▶ Problem details: Could you write out the records exactly as they are given?

▶ Input records:
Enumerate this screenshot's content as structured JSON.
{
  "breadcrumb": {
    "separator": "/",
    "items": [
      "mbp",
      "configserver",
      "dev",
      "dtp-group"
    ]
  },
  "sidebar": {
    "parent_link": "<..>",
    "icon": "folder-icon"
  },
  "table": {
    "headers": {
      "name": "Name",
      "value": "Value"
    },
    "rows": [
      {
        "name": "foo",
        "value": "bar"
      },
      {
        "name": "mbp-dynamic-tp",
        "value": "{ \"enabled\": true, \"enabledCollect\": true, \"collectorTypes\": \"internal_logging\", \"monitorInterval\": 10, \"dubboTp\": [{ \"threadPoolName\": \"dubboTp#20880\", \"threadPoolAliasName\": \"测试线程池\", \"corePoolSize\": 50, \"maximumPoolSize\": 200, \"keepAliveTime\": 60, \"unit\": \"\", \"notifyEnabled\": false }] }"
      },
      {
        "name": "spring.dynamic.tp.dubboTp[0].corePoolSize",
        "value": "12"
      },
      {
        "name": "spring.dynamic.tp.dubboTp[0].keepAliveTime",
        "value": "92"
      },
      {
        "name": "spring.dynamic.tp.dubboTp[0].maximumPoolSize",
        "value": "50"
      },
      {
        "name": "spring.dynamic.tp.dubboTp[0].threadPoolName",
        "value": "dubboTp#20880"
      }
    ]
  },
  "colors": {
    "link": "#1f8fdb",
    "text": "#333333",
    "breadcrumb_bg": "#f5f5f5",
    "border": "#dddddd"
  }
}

▶ Completed exercise:
Enumerate this screenshot's content as structured JSON.
{
  "breadcrumb": {
    "separator": "/",
    "items": [
      "mbp",
      "configserver",
      "dev",
      "dtp-group"
    ]
  },
  "sidebar": {
    "parent_link": "<..>",
    "icon": "folder-icon"
  },
  "table": {
    "headers": {
      "name": "Name",
      "value": "Value"
    },
    "rows": [
      {
        "name": "foo",
        "value": "bar"
      },
      {
        "name": "mbp-dynamic-tp",
        "value": "{ \"enabled\": true, \"enabledCollect\": true, \"collectorTypes\": \"internal_logging\", \"monitorInterval\": 10, \"dubboTp\": [{ \"threadPoolName\": \"dubboTp#20880\", \"threadPoolAliasName\": \"测试线程池\", \"corePoolSize\": 50, \"maximumPoolSize\": 200, \"keepAliveTime\": 60, \"unit\": \"\", \"notifyEnabled\": false }] }"
      },
      {
        "name": "spring.dynamic.tp.dubboTp[0].corePoolSize",
        "value": "12"
      },
      {
        "name": "spring.dynamic.tp.dubboTp[0].keepAliveTime",
        "value": "92"
      },
      {
        "name": "spring.dynamic.tp.dubboTp[0].maximumPoolSize",
        "value": "50"
      },
      {
        "name": "spring.dynamic.tp.dubboTp[0].threadPoolName",
        "value": "dubboTp#20880"
      }
    ]
  },
  "colors": {
    "link": "#1f8fdb",
    "text": "#333333",
    "breadcrumb_bg": "#f5f5f5",
    "border": "#dddddd"
  }
}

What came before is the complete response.